PROBLEM STATEMENT =
Look below and pull out each line with the word "Elementary".

MATERIAL FOR THE TASK =
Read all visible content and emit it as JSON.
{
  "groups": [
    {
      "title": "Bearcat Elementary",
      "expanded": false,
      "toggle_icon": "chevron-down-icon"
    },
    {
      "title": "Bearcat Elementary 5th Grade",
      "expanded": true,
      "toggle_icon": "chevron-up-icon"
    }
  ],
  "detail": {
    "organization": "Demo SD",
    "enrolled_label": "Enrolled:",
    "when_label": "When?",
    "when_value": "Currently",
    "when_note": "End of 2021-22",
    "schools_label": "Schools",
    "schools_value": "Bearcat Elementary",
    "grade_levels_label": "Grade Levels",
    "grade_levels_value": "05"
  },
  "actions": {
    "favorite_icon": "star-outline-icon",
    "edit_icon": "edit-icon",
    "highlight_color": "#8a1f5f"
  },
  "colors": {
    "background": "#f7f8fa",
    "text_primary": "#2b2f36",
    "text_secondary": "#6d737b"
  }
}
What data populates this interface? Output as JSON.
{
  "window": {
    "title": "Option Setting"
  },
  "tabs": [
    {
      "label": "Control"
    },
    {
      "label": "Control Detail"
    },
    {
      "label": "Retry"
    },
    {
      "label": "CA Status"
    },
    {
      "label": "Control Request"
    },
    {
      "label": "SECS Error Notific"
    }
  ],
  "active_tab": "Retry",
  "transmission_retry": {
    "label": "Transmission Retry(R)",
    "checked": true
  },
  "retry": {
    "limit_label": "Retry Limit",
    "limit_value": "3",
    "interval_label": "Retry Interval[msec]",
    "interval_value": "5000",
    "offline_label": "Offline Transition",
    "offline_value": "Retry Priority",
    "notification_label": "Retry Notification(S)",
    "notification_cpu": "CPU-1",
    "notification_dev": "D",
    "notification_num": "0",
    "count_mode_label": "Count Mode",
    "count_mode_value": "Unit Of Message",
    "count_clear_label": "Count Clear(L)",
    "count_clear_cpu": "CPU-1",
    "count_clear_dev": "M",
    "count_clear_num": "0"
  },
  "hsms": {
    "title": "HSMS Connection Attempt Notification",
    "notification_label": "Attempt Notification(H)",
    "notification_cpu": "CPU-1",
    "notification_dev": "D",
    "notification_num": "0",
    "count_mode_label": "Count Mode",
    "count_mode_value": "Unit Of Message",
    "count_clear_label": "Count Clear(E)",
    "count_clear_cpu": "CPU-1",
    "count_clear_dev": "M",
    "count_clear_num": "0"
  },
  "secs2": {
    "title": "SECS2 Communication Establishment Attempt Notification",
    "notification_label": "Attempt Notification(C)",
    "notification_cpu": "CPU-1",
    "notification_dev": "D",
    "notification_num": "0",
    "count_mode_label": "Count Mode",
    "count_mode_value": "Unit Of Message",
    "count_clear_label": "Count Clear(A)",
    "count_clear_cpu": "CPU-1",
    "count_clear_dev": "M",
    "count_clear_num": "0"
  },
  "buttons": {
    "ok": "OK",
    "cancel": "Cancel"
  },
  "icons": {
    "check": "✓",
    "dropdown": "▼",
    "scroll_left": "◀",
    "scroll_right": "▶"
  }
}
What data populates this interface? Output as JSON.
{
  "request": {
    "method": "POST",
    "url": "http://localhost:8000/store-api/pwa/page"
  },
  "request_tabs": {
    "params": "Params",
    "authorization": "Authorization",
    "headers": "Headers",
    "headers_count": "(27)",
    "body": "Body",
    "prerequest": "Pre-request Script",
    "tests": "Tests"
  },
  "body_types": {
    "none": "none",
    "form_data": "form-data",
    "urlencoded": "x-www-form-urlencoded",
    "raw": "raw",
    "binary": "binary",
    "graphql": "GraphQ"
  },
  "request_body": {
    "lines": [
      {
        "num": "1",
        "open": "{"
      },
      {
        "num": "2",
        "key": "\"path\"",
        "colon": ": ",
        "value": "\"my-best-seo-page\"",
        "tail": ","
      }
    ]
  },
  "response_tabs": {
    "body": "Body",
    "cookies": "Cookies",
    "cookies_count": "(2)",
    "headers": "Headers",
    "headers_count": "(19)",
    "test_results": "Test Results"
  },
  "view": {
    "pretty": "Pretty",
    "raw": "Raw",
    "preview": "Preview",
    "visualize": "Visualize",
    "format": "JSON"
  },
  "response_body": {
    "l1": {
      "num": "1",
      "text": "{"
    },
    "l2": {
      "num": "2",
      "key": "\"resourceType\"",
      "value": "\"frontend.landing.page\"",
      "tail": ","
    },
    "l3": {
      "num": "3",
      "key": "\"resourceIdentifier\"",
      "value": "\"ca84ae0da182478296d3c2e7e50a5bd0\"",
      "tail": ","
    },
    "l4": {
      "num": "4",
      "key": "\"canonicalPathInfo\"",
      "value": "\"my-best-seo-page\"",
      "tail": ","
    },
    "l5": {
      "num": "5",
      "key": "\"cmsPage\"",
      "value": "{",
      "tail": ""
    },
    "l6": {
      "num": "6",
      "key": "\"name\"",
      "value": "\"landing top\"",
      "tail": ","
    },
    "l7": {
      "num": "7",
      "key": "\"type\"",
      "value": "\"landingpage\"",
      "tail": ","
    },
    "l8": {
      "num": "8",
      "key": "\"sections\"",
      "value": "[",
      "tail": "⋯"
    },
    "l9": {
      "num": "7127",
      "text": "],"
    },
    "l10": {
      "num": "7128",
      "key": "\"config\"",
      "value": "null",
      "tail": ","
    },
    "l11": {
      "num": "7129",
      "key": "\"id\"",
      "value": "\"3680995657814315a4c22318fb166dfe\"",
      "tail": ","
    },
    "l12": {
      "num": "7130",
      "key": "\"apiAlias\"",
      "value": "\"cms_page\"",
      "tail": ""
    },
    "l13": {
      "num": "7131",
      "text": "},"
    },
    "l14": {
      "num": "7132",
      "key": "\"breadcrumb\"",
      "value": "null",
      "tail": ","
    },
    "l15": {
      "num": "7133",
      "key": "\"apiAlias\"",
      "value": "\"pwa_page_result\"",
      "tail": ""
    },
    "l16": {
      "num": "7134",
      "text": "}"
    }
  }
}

PROBLEM SOLUTION =
      "title": "Bearcat Elementary",
      "title": "Bearcat Elementary 5th Grade",
    "schools_value": "Bearcat Elementary",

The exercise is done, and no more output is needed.